Tuesday, March 11, 2014
The Associated Press
PORTLAND — U.S. Sen. Angus King quoted philosophers, Founding Fathers and presidents in making his first speech from the floor on Wednesday and touched on the nature of conflict and the need for lawmakers to rise above it to act in the best interests of the American people.
This video frame grab provided by Senate Television shows Sen. Angus King, I-Maine speaking on the floor of the Senate on Capitol Hill in Washington, Wednesday, April 24, 2013. (AP Photo/Senate Television)
Calling for bipartisan action, the independent former governor from Maine told his fellow senators that the greatest accomplishments of the Senate and the federal government were rarely won by a single party.
"They were based on hard-fought battles and grudging compromise, recognition of national needs along with local interests, and a willingness to honor our most basic charge 'to form a more perfect union,'" he said, quoting the preamble of the Constitution. "I hope in a small way to contribute to this."
King, who caucuses with Democrats, campaigned for the seat vacated by former Republican Sen. Olympia Snowe on the theme that the Senate is broken and he wanted to serve as a bridge between the parties.
The former lecturer at Bowdoin College struck a professorial tone as he quoted humorist and author Mark Twain, journalist Bill Moyers, President Abraham Lincoln, the British philosopher Lord Acton, and Thomas Jefferson to make his points.
Sen. Dick Durbin, D-Ill., praised the freshman senator from Maine afterward, saying "he has an insight into this nation which we should all hear."
Sen. Susan Collins, R-Maine, called it a "fascinating maiden speech" that managed to put modern debates into historical context.
King said "tensions are hardwired into the system" but parties can come together to reach consensus. Talking about inherent conflict in government, King returned to the Civil War president as he ended the speech with a quote from Lincoln's annual message to Congress in 1862:
"The dogmas of the quiet past are inadequate to the stormy present. The occasion is piled high with difficulty, and we must rise with the occasion. As our case is new, so we must think anew and act anew. We must disenthrall ourselves, and then we shall save our country."
The 69-year-old King was Maine's governor for two terms between 1995 and 2003, establishing credentials as someone who could work with both parties. Before that, he spent 18 years as a commentator on the Maine Public Broadcasting Network, reporting and analyzing state public policy issues.

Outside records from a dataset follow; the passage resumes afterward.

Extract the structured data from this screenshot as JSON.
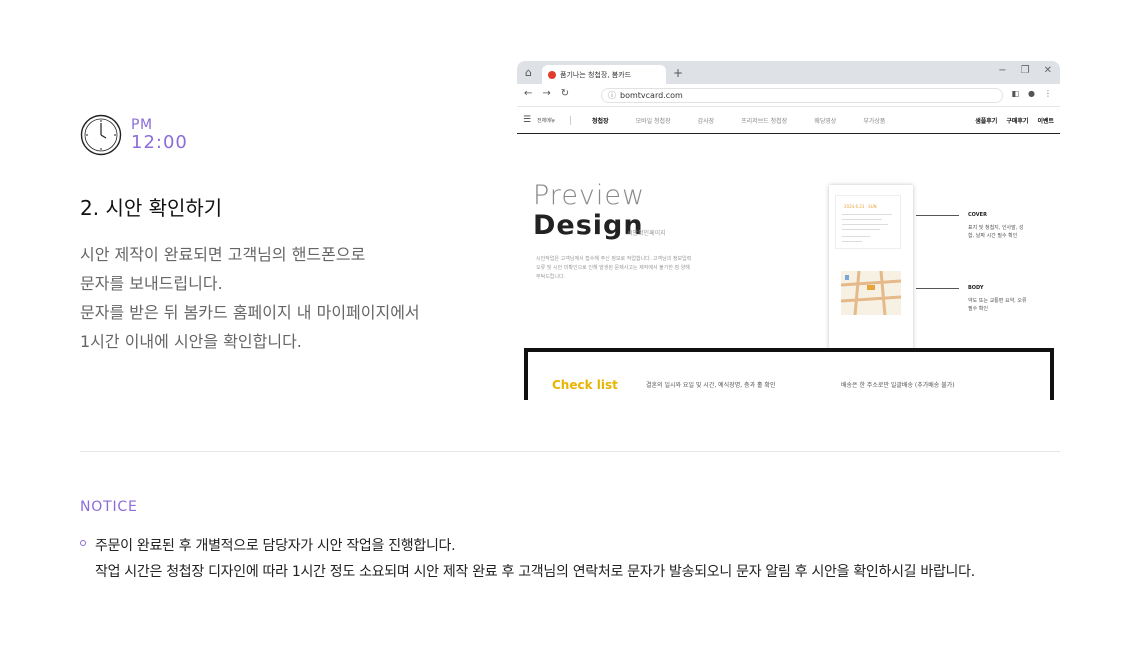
{
  "step": {
    "time_ampm": "PM",
    "time_value": "12:00",
    "icon": "clock-icon",
    "title": "2. 시안 확인하기",
    "description": [
      "시안 제작이 완료되면 고객님의 핸드폰으로",
      "문자를 보내드립니다.",
      "문자를 받은 뒤 봄카드 홈페이지 내 마이페이지에서",
      "1시간 이내에 시안을 확인합니다."
    ]
  },
  "browser": {
    "tab_title": "품기나는 청첩장, 봄카드",
    "new_tab": "+",
    "window_controls": [
      "−",
      "❐",
      "✕"
    ],
    "url": "bomtvcard.com",
    "nav": {
      "all_menu": "전체메뉴",
      "items": [
        "청첩장",
        "모바일 청첩장",
        "감사장",
        "프리저브드 청첩장",
        "웨딩영상",
        "부가상품"
      ],
      "right_items": [
        "샘플후기",
        "구매후기",
        "이벤트"
      ]
    },
    "hero": {
      "preview": "Preview",
      "design": "Design",
      "subtitle": "시안확인페이지",
      "desc": "시안작업은 고객님께서 접수해 주신 정보로 작업합니다. 고객님의 정보입력 오류 및 시안 미확인으로 인해 발생된 문제사고는 제작에서 불가한 점 양해 부탁드립니다.",
      "card_date": "2024.6.23 · SUN",
      "annotations": [
        {
          "title": "COVER",
          "text": "표지 및 청첩지, 인사말, 성함, 날짜 시간 필수 확인"
        },
        {
          "title": "BODY",
          "text": "약도 또는 교통편 요약, 오류 필수 확인"
        }
      ]
    },
    "checklist": {
      "title": "Check list",
      "item1": "결혼의 일시와 요일 및 시간, 예식장명, 층과 홀 확인",
      "item2": "배송은 한 주소로만 일괄배송 (추가배송 불가)"
    }
  },
  "notice": {
    "title": "NOTICE",
    "lines": [
      "주문이 완료된 후 개별적으로 담당자가 시안 작업을 진행합니다.",
      "작업 시간은 청첩장 디자인에 따라 1시간 정도 소요되며 시안 제작 완료 후 고객님의 연락처로 문자가 발송되오니 문자 알림 후 시안을 확인하시길 바랍니다."
    ]
  },
  "colors": {
    "accent": "#8c6cd9",
    "checklist_title": "#e8b400",
    "favicon": "#e23a2c"
  }
}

Collins said she appreciated King's reference to Lincoln's encouragement to "think anew and act anew."
"That advice, as Senator King noted, applies today just as surely as it did during President Lincoln's time. We face many challenges ahead, and I look forward to working closely with Senator King to address the needs of our nation and our great state of Maine," she said.